Of all the lines in this material, how many have the word "EURUSD"? Give only the number.
-- Information given follows --
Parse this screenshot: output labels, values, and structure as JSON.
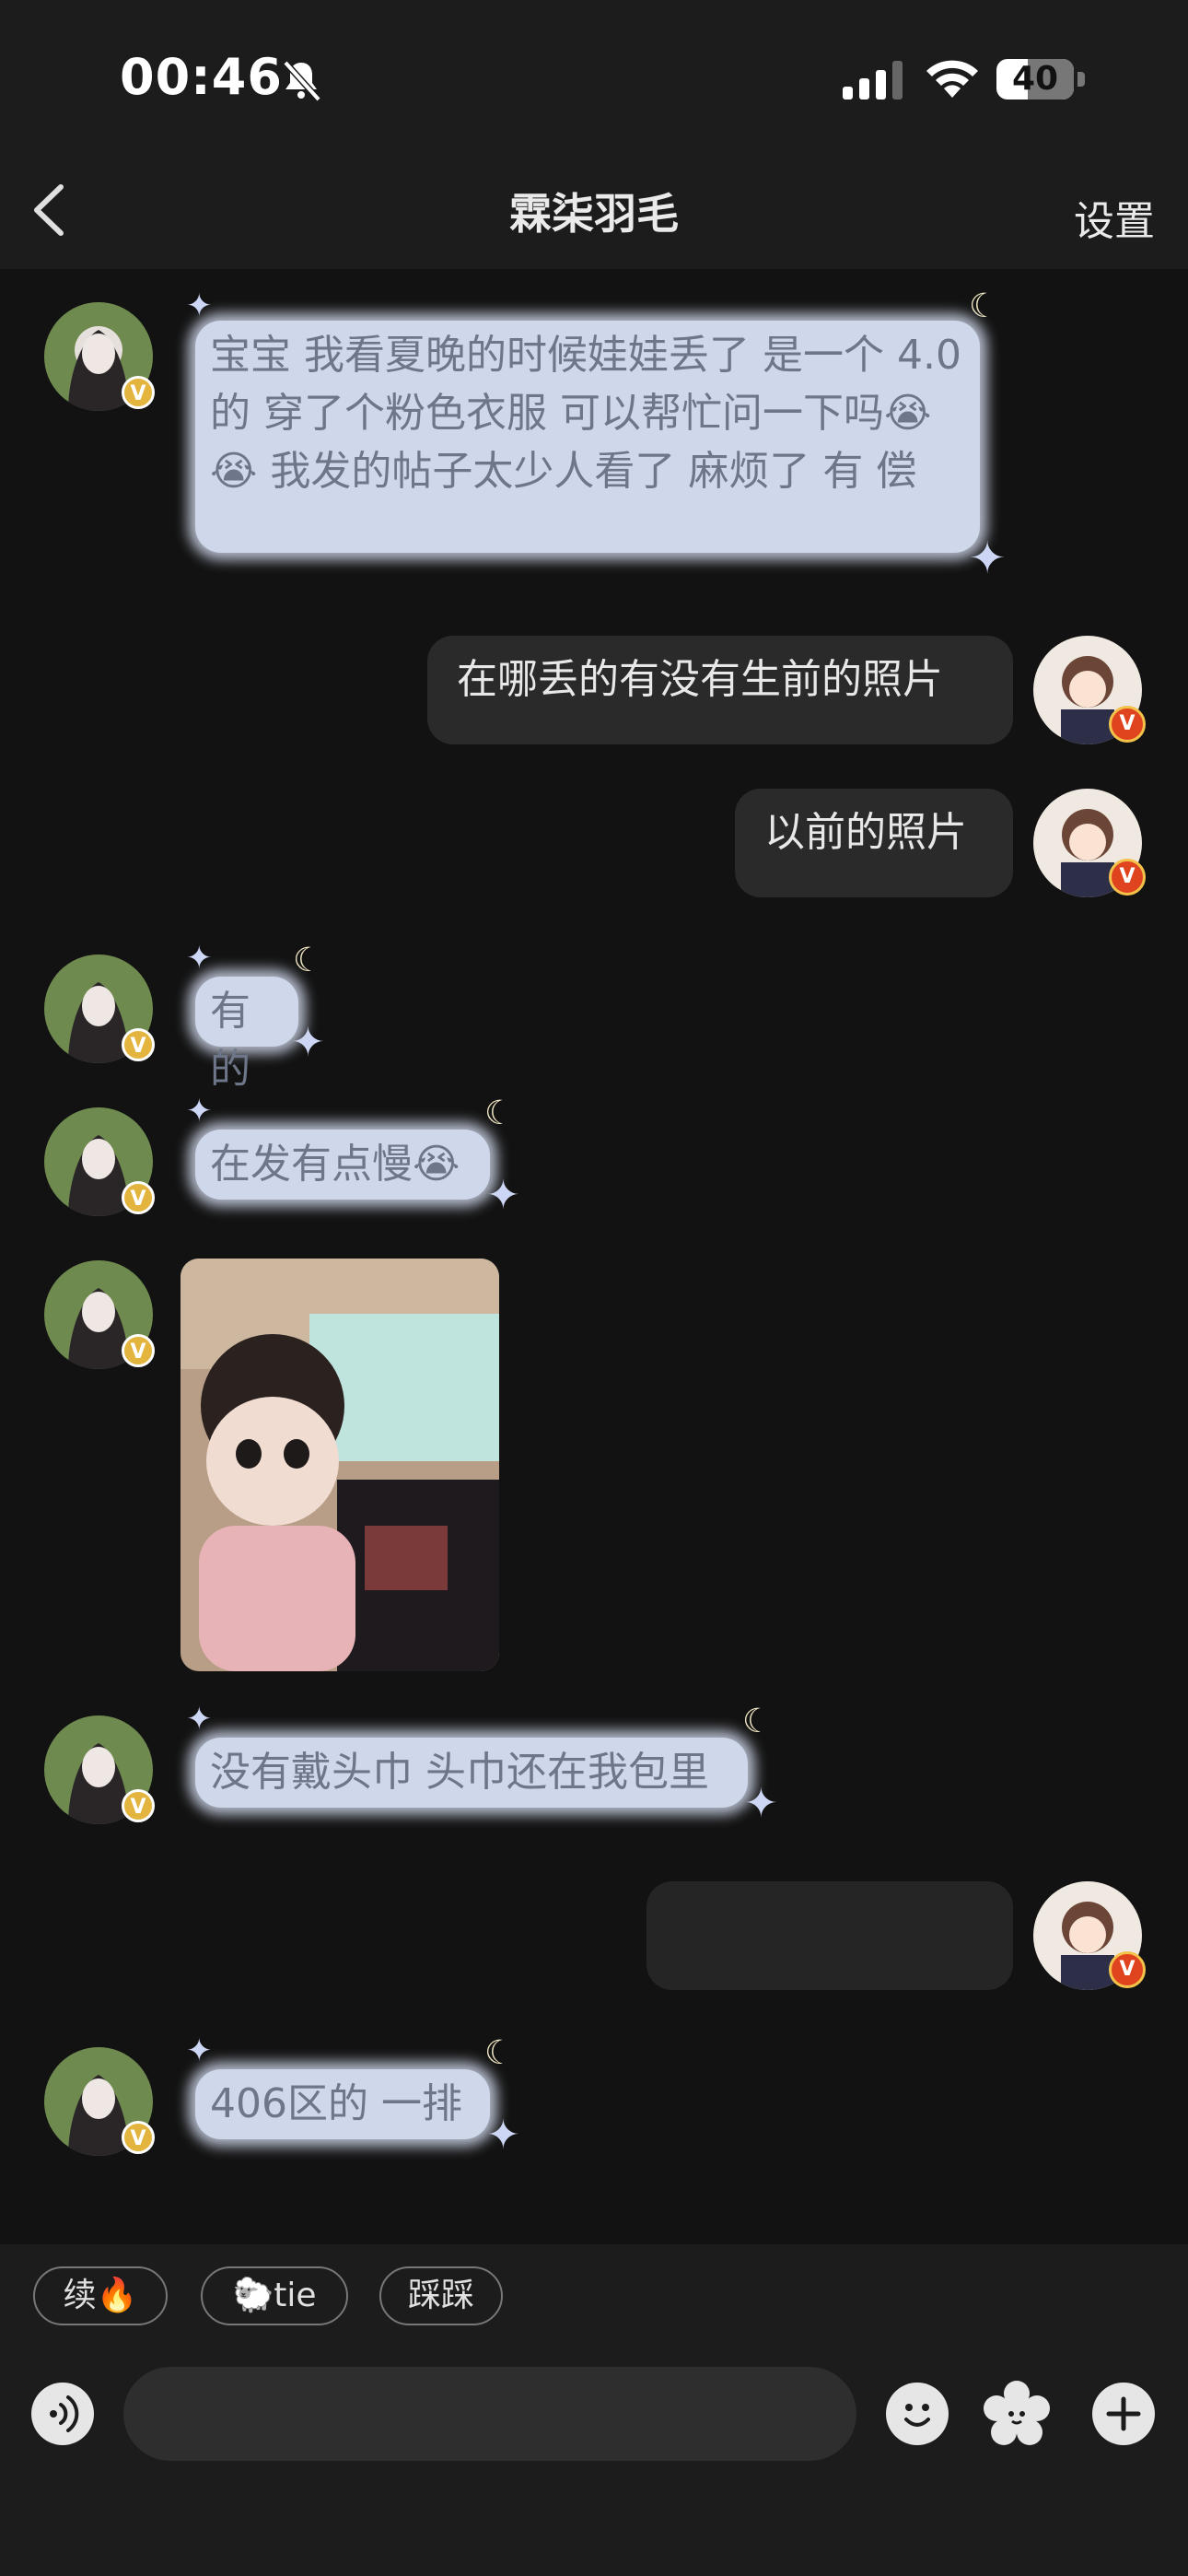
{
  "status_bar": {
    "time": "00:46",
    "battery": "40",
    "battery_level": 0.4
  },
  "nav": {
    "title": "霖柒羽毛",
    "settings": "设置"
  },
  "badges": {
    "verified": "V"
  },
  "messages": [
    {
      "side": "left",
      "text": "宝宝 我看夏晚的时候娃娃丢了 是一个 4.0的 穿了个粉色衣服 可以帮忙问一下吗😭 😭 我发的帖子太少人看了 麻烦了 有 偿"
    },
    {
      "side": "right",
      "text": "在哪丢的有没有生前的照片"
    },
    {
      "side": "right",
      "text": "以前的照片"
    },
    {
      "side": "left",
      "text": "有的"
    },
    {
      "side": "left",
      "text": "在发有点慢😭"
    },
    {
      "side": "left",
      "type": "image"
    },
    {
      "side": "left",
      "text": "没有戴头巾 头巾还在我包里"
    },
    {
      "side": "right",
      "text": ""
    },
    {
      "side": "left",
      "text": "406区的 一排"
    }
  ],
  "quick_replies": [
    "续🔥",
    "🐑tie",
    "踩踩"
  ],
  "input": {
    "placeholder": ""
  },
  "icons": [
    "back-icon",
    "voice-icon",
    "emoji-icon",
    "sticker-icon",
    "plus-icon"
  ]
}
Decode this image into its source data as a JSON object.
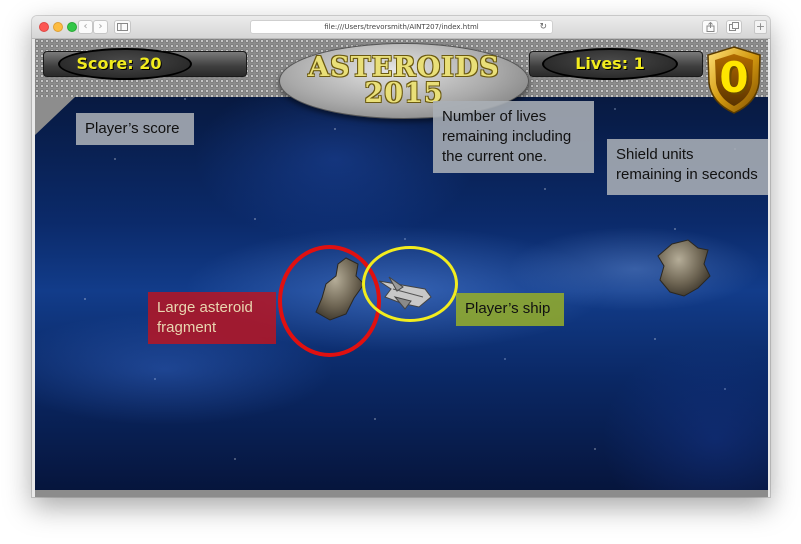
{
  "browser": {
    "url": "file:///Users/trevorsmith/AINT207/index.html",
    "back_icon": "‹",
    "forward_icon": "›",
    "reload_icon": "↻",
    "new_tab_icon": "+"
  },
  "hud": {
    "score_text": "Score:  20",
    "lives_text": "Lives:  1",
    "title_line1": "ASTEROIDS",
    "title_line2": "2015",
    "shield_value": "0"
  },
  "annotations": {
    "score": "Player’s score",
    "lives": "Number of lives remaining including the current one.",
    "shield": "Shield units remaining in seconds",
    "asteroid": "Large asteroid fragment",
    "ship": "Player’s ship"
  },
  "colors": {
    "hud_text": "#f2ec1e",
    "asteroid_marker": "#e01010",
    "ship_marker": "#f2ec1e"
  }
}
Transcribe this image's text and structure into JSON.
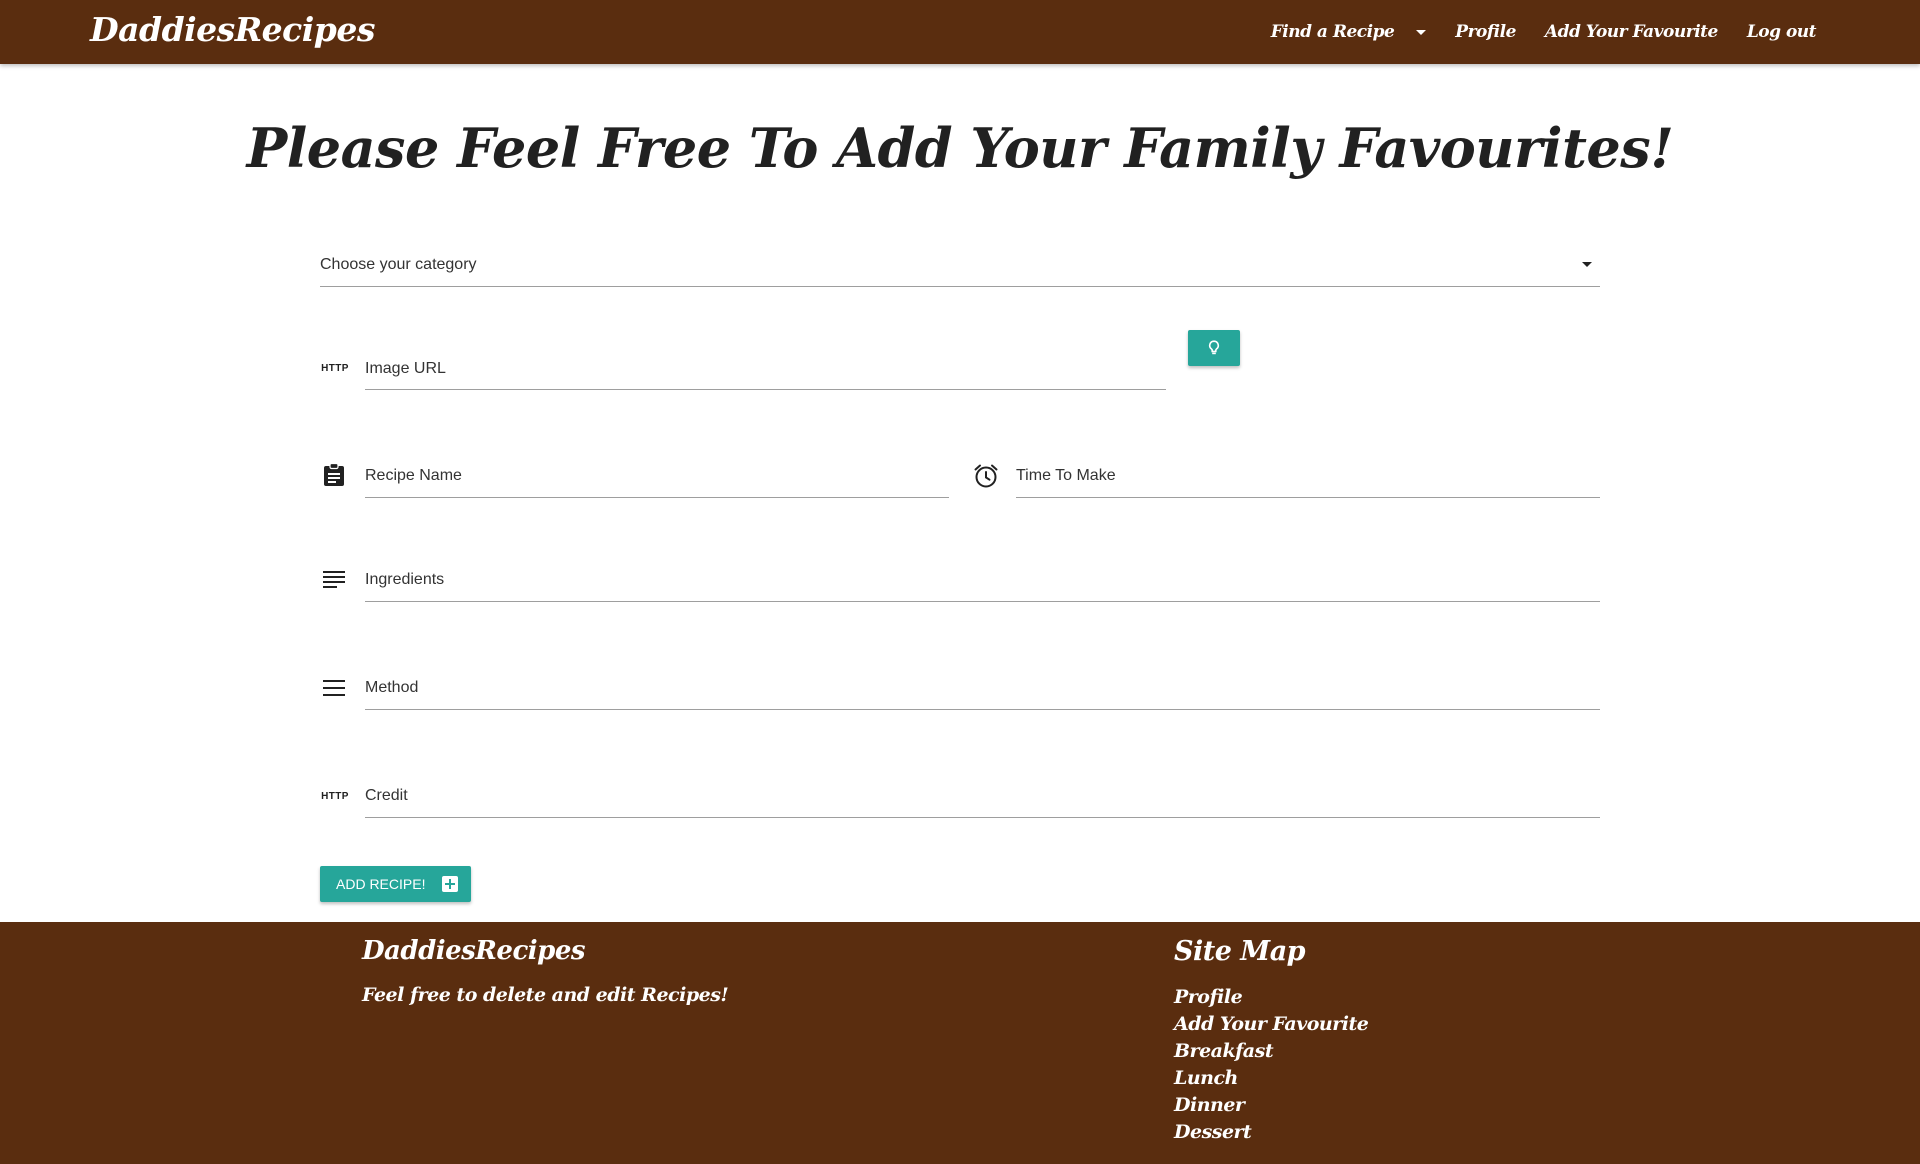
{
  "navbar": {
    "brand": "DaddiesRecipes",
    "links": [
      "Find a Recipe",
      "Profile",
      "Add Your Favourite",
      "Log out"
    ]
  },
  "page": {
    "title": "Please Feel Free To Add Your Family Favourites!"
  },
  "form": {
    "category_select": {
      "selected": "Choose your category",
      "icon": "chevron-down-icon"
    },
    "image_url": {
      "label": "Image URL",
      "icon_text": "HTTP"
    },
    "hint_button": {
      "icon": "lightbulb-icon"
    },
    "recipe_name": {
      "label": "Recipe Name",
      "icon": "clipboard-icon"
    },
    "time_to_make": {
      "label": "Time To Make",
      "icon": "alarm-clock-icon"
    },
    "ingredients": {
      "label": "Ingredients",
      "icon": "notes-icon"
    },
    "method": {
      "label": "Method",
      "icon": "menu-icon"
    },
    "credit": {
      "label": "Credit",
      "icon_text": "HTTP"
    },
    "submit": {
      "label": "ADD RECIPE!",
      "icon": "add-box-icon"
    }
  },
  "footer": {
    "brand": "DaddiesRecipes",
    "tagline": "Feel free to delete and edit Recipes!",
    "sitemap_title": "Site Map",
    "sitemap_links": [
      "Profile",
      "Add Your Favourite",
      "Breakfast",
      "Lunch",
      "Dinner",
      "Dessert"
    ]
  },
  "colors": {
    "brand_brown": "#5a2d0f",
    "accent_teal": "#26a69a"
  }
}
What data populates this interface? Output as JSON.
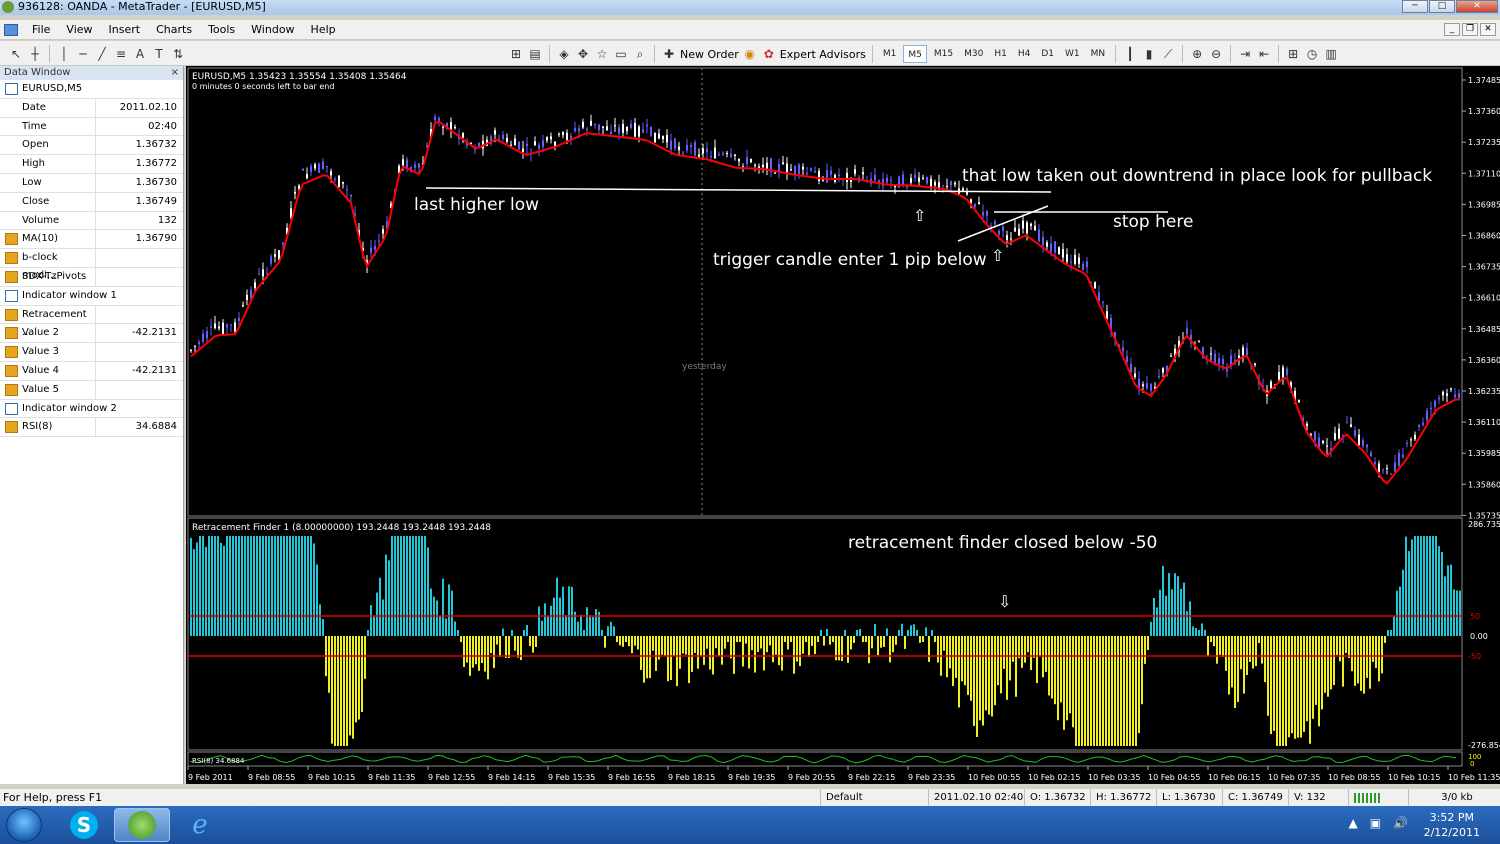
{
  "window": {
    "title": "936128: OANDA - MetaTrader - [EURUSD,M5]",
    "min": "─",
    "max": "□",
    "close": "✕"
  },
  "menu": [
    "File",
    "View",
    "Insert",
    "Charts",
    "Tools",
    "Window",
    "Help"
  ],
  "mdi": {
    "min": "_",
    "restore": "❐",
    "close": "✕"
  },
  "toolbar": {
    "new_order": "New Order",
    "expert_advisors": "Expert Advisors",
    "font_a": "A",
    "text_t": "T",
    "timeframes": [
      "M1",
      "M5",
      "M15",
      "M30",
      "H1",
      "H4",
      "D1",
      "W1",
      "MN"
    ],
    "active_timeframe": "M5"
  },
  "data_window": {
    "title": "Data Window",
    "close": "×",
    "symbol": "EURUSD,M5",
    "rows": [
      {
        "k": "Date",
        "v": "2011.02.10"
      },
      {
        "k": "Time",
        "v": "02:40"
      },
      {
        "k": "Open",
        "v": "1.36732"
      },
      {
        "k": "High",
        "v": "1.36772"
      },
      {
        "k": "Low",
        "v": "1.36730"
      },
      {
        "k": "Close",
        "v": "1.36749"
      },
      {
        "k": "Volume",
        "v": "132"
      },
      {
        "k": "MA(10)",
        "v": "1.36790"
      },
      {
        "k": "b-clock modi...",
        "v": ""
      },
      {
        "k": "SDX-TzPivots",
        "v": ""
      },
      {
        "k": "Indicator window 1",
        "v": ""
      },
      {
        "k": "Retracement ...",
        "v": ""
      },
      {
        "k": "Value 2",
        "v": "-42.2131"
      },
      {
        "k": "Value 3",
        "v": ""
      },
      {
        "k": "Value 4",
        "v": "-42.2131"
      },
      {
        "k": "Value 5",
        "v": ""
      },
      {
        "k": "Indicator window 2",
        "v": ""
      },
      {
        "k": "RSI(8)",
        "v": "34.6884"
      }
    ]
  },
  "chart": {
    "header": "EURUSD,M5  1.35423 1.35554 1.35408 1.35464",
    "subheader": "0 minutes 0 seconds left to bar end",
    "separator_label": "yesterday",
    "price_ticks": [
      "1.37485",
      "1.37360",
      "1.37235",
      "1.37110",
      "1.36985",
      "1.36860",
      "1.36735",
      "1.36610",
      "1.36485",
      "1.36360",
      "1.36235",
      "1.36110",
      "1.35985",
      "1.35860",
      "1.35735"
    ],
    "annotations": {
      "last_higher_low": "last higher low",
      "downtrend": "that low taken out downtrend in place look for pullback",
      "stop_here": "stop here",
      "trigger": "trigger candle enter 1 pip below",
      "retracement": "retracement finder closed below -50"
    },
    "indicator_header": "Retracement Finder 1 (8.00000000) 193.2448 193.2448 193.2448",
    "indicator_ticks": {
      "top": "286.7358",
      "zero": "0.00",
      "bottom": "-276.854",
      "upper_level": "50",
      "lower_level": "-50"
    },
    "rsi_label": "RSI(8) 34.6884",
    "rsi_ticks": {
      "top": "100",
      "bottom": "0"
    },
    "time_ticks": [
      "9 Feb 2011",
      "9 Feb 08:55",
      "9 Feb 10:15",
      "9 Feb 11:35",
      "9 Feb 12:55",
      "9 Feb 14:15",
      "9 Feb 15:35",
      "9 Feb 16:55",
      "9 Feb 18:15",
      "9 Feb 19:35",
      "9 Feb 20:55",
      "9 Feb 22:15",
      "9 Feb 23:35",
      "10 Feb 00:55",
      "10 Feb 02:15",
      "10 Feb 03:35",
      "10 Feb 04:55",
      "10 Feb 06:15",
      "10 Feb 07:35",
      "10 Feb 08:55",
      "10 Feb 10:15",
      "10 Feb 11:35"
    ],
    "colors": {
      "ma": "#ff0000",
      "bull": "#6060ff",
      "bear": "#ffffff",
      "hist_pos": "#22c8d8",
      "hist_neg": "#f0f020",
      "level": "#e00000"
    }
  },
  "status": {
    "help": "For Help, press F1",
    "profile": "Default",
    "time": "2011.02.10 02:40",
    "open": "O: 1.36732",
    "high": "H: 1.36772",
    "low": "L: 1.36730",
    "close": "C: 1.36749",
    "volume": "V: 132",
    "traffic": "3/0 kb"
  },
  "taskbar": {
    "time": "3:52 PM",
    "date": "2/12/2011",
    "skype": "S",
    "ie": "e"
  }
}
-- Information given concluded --
*Answer area*. 3